Jul. 8, 2003

U.S. says cut-price disc plan won't work

KUALA LUMPUR, July 7 Malaysia's plan to forcibly cut prices of film and music discs to curb piracy won't work, and tougher penalties for crooks are the only solution, a senior U.S. trade official said on Monday.
William Lash, U.S. assistant secretary of commerce for market access and compliance, said Malaysia had done more than many Asian nations to fight piracy but should not impose price controls to rout fraudsters.
''Price controls would have a very damaging effect on the same artists they are trying to protect,'' Lash told a news conference after flying into Kuala Lumpur to lobby against Malaysia's plans for the music and movie retail business.
Copyright owners, including international recording houses, were surprised recently when Malaysia said it wanted to cut disc prices as a way to fight piracy.
Representatives of recording houses in Kuala Lumpur have said such a move could spark a trend among other countries.
''This is an easy way for Malaysia to clear itself but imagine what will happen to us if every country demands that we halve our prices,'' said the manager of an international recording label.
An original music disc or movie DVD in Kuala Lumpur costs between 40 and 80 ringgit ($11-$21) compared with illegal clones available on the streets from around five to 20 ringgit.

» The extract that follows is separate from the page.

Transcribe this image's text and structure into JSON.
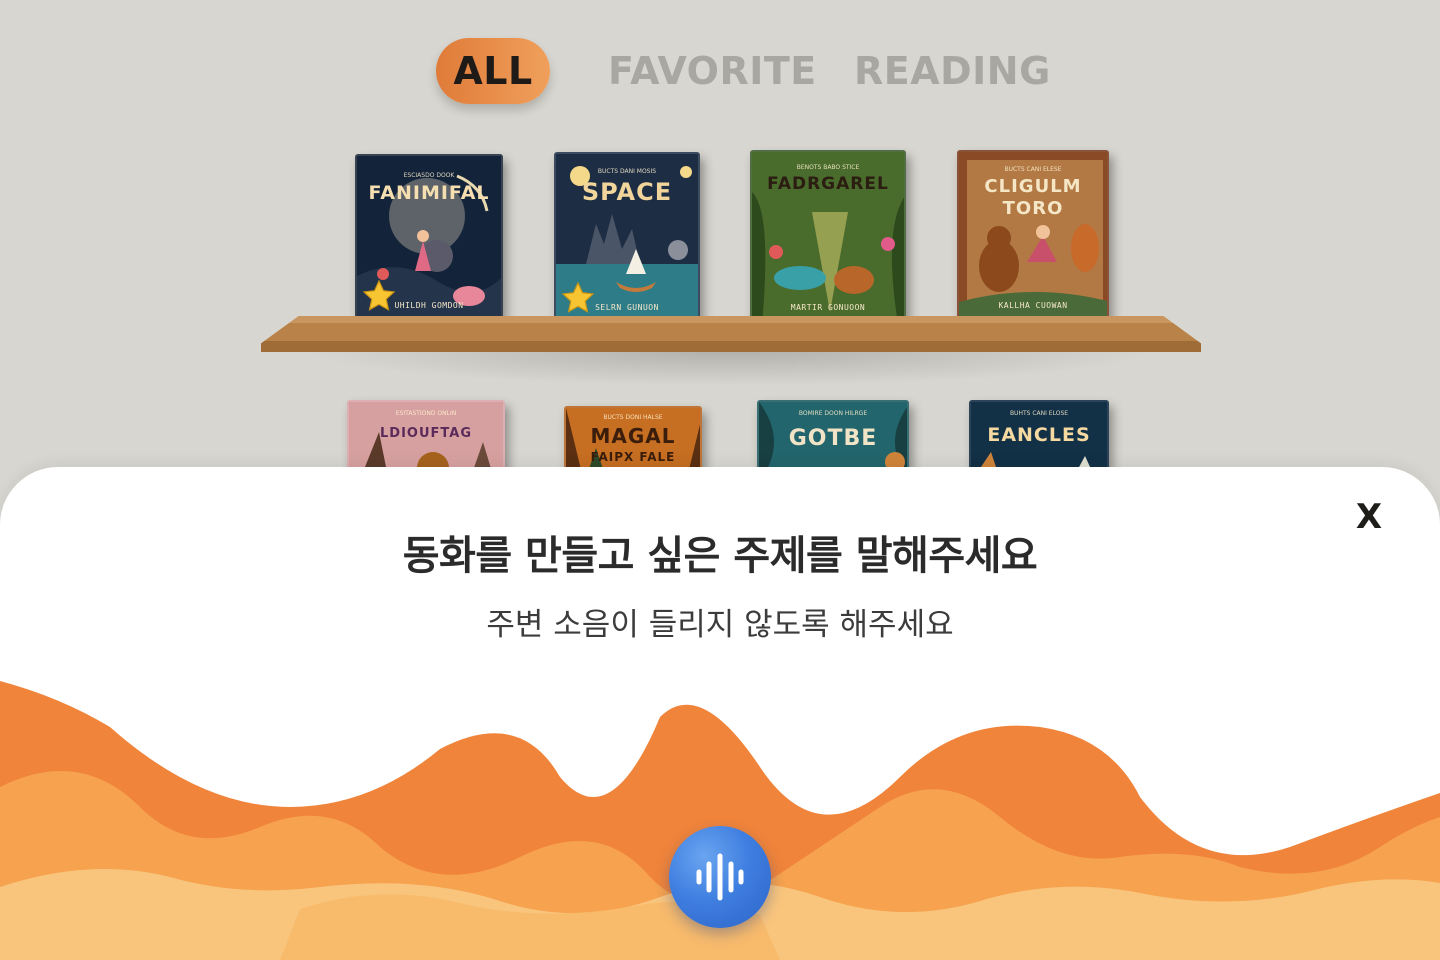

Lash, who will meet Malaysian government officials on his trip, said U.S. trade losses due to piracy in Malaysia fell to $242 million last year from $316 million in 2001, and commended the country for seizing thousands of illegal discs since May.
Up-to-the-minute copies of the latest box-office busters are now harder to find at stalls and shopping malls in Kuala Lumpur, though 10-ringgit pirated DVDs of ''Charlie's Angels: Full Throttle,'' featuring stars Cameron Diaz, Drew Barrymore and Lucy Liu, were on sale over the weekend.

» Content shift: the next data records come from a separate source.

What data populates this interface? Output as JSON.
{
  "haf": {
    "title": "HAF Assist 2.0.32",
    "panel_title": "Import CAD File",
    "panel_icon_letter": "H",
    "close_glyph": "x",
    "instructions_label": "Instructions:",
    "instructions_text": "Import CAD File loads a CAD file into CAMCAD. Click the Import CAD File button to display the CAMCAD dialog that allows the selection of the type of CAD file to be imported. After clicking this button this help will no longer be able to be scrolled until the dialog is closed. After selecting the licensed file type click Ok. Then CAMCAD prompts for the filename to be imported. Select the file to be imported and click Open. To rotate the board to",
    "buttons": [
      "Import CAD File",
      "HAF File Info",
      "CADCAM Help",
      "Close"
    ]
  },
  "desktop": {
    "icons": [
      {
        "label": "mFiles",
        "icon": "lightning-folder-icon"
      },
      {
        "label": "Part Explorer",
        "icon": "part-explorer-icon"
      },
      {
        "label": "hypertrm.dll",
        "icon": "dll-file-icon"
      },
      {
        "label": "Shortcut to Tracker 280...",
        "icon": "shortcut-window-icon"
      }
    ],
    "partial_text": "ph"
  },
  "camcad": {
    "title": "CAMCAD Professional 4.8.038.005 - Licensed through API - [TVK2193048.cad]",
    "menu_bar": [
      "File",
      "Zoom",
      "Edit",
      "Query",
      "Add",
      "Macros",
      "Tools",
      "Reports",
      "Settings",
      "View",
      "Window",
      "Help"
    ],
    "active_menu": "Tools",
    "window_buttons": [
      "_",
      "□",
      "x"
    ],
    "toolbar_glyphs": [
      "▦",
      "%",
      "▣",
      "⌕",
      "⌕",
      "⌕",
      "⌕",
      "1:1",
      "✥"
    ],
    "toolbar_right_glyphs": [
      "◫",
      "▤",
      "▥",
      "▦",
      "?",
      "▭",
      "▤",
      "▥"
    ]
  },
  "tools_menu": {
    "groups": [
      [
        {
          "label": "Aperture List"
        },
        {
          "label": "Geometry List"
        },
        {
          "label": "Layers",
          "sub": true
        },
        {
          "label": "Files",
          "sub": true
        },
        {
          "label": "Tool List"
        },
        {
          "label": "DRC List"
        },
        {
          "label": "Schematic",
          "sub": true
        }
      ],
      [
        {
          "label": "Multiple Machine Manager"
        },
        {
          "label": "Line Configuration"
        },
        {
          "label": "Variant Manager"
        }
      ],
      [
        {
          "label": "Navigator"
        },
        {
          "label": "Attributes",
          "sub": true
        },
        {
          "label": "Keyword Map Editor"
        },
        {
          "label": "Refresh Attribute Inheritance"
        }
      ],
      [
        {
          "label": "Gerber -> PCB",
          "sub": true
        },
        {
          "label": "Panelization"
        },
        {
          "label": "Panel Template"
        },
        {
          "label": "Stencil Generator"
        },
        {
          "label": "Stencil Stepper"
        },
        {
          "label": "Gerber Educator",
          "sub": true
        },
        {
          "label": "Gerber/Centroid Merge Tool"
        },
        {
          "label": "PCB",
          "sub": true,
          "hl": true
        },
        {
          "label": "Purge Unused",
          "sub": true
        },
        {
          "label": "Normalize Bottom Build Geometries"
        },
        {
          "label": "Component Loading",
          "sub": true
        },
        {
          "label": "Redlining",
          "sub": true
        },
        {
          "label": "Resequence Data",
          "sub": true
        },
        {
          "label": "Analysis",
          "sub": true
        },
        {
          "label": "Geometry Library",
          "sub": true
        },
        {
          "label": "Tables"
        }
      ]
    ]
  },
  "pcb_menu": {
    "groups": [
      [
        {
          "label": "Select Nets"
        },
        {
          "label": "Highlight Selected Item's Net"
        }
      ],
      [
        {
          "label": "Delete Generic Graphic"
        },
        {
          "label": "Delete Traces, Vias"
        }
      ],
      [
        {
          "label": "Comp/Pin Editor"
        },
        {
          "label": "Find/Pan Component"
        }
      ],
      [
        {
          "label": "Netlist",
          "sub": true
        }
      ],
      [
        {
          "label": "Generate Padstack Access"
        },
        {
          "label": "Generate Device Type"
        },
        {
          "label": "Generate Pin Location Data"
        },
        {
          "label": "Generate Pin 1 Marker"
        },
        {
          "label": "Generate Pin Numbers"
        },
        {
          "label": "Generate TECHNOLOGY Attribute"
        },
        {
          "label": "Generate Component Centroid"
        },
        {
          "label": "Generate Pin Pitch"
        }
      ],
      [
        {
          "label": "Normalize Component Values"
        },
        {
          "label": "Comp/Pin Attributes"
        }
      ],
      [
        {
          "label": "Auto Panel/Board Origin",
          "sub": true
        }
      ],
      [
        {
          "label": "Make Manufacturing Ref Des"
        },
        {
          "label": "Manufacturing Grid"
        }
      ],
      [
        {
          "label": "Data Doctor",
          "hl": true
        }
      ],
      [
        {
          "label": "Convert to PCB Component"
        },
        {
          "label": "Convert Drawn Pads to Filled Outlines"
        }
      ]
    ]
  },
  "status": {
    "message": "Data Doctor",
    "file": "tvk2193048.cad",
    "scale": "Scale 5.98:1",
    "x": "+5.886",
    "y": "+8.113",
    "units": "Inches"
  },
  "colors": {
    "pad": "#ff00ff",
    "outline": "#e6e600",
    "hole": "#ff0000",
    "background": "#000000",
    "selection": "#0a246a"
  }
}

Lash urged the Malaysian government to sentence wrong-doers to long jail terms instead of letting them off with fines of a maximum one million ringgit ($260,000).
''In America you go to prison for this. One woman got nine years of prison for her first offence of software piracy. It's important that organised crime be dealt with as organised crime.'' (US$1-3.8 ringgit)